There’s a blacklist of lawyers? Fadiah: After they took down our statements, we had to laugh about it because this whole episode was ridiculous. So they kept asking, ‘Tak takut ke? Tak takut ke muda-muda buat macam ni? Kenapa buat macam ni? Tak takut ke?’ The ‘takut, takut, takut’ thing. Kenapa nak takut? Why? Because we’re doing the right thing.

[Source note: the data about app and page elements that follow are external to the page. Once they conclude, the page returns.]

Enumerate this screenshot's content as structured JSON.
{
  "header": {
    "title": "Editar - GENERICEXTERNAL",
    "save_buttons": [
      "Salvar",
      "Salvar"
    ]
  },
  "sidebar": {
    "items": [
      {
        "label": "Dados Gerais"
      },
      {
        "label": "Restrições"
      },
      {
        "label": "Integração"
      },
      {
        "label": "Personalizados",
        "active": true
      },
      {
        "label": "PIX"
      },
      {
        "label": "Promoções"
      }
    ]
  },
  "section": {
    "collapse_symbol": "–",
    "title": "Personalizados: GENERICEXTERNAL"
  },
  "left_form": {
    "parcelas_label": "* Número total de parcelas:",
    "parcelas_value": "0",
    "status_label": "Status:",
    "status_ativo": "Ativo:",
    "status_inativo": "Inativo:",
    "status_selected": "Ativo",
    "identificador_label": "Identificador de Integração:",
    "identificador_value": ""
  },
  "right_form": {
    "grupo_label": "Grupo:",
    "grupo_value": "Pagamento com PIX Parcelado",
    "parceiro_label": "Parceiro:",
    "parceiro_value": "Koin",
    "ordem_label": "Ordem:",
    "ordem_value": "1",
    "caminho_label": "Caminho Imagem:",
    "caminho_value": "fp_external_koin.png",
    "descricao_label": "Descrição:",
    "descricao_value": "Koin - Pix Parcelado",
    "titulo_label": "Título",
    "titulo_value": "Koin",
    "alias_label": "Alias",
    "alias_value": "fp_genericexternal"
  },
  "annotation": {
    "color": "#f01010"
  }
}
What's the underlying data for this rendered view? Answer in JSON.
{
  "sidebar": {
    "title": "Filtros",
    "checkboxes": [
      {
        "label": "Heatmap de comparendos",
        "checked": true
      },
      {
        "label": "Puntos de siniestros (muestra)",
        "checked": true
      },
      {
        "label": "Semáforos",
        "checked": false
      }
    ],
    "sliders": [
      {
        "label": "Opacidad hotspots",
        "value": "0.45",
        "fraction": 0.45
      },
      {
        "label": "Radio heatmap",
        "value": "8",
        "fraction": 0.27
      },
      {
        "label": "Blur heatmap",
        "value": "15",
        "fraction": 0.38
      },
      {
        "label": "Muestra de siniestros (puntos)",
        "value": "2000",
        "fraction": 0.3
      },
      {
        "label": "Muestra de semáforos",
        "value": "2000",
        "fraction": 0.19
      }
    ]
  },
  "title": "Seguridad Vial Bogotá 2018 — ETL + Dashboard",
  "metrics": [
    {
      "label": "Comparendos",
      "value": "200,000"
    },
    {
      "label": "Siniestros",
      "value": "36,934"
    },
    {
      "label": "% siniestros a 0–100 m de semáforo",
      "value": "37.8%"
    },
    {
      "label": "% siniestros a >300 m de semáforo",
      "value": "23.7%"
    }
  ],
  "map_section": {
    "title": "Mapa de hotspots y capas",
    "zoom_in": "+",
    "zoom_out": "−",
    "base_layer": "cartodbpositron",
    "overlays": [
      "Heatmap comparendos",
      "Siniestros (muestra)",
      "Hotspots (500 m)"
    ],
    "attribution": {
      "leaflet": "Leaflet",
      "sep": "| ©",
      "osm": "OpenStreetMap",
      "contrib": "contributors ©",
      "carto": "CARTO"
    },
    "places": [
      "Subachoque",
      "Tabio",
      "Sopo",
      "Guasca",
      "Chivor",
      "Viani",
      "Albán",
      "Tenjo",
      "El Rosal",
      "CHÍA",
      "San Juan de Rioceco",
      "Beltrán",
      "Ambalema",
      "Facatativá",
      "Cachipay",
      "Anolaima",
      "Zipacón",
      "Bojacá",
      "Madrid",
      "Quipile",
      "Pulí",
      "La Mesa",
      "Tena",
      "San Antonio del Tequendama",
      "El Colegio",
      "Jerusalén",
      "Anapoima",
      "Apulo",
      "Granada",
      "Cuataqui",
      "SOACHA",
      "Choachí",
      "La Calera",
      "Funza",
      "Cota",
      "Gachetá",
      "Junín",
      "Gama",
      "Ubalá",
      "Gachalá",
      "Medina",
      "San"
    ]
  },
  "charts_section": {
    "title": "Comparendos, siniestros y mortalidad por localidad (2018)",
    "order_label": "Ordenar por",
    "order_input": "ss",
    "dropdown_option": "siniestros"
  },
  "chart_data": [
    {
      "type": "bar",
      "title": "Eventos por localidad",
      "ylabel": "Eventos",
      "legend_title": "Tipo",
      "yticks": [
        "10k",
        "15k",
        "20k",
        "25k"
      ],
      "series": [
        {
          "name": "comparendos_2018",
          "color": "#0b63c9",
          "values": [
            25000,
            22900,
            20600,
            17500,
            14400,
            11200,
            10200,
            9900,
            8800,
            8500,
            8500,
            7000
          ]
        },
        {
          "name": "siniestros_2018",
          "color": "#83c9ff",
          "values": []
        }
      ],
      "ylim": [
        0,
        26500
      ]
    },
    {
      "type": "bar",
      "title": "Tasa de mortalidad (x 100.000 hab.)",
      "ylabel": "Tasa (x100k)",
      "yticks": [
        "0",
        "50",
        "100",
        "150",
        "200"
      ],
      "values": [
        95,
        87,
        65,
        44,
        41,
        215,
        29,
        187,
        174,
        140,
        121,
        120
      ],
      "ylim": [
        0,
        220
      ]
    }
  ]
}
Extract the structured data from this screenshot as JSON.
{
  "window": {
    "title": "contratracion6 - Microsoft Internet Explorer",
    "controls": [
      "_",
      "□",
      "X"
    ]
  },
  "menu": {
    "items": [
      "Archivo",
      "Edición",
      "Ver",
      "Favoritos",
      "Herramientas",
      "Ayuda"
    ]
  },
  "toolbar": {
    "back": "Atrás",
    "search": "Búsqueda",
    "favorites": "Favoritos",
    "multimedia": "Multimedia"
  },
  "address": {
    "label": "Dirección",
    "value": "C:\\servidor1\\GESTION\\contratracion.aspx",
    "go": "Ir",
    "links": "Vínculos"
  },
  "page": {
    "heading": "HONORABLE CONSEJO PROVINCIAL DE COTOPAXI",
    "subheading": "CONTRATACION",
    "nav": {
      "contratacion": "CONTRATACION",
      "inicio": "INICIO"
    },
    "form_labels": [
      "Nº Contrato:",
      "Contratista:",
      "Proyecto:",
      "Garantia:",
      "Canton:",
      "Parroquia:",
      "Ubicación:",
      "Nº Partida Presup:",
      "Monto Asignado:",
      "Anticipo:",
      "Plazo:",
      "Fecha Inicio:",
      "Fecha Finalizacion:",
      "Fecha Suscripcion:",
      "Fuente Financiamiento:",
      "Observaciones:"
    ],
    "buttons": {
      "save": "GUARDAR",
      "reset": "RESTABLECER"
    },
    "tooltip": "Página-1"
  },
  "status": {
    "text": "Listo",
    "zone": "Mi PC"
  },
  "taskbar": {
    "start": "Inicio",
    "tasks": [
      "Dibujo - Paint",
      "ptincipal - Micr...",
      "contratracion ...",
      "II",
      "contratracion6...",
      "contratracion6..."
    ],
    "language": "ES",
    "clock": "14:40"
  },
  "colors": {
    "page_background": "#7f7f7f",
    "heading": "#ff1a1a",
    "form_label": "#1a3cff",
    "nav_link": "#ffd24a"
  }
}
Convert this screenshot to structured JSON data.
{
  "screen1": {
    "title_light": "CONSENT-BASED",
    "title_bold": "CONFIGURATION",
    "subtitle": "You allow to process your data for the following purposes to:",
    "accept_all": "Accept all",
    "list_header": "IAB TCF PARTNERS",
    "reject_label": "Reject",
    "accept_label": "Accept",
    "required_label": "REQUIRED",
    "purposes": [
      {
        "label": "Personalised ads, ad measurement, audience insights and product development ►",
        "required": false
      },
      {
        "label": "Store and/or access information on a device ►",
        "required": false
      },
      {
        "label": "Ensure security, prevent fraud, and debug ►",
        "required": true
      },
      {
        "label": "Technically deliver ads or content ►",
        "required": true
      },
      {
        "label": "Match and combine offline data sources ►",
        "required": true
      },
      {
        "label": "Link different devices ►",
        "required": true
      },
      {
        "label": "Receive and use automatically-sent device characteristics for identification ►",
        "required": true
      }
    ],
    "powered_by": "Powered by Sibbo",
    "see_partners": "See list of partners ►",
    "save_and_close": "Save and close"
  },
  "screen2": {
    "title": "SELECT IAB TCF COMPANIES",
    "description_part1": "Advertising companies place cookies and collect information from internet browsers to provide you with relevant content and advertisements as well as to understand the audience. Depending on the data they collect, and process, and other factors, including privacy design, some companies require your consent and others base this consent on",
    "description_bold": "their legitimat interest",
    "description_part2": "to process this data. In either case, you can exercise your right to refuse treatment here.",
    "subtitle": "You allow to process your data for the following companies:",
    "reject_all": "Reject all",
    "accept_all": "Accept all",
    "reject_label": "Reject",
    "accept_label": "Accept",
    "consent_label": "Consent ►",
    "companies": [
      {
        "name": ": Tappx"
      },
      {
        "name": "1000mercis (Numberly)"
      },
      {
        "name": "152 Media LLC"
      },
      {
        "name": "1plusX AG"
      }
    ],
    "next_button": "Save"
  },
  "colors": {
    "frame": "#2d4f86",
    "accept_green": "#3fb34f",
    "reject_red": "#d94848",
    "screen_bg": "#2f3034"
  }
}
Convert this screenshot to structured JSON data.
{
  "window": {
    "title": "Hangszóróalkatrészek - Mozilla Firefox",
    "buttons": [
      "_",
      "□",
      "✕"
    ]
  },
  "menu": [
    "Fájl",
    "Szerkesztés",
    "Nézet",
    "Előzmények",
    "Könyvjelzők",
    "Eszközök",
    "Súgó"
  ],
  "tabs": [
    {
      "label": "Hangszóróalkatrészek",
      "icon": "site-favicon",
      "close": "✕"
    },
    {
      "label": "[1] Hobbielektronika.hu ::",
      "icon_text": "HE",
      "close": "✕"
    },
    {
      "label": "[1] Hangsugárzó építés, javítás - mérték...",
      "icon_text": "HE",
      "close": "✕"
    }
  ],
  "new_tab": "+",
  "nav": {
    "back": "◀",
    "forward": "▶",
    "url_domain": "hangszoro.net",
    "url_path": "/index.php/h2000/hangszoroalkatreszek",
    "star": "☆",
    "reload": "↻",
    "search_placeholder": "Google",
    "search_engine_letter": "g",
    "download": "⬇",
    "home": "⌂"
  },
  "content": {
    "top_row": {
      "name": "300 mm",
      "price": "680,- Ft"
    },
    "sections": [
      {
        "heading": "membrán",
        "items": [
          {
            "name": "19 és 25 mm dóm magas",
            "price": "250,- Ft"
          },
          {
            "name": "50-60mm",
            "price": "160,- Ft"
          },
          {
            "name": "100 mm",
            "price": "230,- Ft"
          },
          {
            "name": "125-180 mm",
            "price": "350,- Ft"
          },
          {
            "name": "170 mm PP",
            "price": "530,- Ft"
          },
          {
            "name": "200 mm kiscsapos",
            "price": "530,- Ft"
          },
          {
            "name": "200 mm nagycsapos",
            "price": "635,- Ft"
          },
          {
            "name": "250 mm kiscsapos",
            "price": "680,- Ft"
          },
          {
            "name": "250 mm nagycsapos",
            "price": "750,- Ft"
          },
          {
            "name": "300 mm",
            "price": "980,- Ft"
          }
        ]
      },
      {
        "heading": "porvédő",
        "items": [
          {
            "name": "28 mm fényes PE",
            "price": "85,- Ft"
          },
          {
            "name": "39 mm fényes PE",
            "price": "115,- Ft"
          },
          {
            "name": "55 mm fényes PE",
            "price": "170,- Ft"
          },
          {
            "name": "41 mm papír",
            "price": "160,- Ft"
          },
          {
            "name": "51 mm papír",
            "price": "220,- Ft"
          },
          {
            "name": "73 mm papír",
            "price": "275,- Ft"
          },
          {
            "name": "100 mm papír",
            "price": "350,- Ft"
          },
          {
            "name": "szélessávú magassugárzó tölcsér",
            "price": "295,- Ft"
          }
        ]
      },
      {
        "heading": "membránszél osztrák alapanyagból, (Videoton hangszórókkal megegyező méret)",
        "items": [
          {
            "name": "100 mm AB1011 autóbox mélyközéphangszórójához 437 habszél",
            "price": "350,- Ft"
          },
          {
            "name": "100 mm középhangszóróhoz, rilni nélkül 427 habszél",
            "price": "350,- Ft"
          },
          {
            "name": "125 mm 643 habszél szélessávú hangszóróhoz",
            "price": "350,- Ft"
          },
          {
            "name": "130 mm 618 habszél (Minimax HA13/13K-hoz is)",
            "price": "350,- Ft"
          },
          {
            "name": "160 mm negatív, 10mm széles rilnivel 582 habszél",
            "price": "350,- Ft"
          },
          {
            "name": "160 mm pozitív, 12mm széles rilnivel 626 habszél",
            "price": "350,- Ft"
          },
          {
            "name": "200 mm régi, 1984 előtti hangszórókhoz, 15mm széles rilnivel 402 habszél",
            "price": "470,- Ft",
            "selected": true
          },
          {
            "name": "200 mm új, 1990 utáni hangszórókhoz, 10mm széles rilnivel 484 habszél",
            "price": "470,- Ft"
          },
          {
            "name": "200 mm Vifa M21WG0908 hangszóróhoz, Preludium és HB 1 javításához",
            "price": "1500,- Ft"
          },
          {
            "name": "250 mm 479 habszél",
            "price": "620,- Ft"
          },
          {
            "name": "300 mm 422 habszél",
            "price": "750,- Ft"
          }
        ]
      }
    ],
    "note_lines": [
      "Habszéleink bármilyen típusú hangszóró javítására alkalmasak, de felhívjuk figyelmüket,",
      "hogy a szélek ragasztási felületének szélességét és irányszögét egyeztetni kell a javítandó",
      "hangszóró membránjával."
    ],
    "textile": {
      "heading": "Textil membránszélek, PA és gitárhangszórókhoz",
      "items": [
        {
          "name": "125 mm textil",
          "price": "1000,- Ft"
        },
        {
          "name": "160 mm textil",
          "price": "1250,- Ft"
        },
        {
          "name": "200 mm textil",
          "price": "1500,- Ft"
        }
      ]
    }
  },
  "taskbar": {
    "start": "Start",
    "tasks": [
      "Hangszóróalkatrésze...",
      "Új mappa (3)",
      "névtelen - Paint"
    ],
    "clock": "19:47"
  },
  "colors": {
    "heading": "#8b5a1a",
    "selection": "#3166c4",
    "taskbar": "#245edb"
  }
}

This whole fear thing is quite strange, because on the face of it, we’re here now in what seems to be a civil environment. You can sit down and have nice cakes and coffee... Puspawati: If you asked me ten years ago, yeah, maybe I was quite takut of the police lah. But now I’ve lost all my respect for them, [so] sudah tak takut dah (I’m not afraid anymore). Fadiah: It’s failing (this culture of fear). Ravinder: If they keep doing it this, they will lose respect, all from their own actions. Murnie: That’s why I say our arrests were actually a blessing in disguise because we actually experienced for ourselves what our clients go through when they get arrested. Ravinder: And tell people. Tell people Are you guys typical of UIA graduates who want to right the wrongs they see? exactly what goes on. Because if you don’t believe somebody who was caught on (the girls): Not really. suspicion of theft, if you don’t believe them, Murnie: But we’re not radical, are we? we can tell you what really goes on. (laughs) I will admit that before this, I was a lot Puspawati: Don’t look at me! like everyone else, so to speak. In the middle Fadiah: But back in uni, we weren’t that of legal aid duty, you start to realise that you active. We didn’t join student bodies and cannot look at what the government is doing all that. It was like, ‘I don’t care, you guys and say, ‘It’s nothing to do with me.’ are all politicking.’ But I started to have this I now cannot look at breaches of human revelation in my third year [when] I joined the Philip C Jessup Mooting Competition. We rights in any other country and say, ‘nothing to do with me.’ had to study public international law when I was in my third year. (eyes light up) I became familiar with human rights and developed an Additional reporting by Marc Jitab interest. It was like, wow! Human rights and COMMENTS firstname.lastname@example.org all that, [chief] justice, you know.
Published on Jul 28, 2009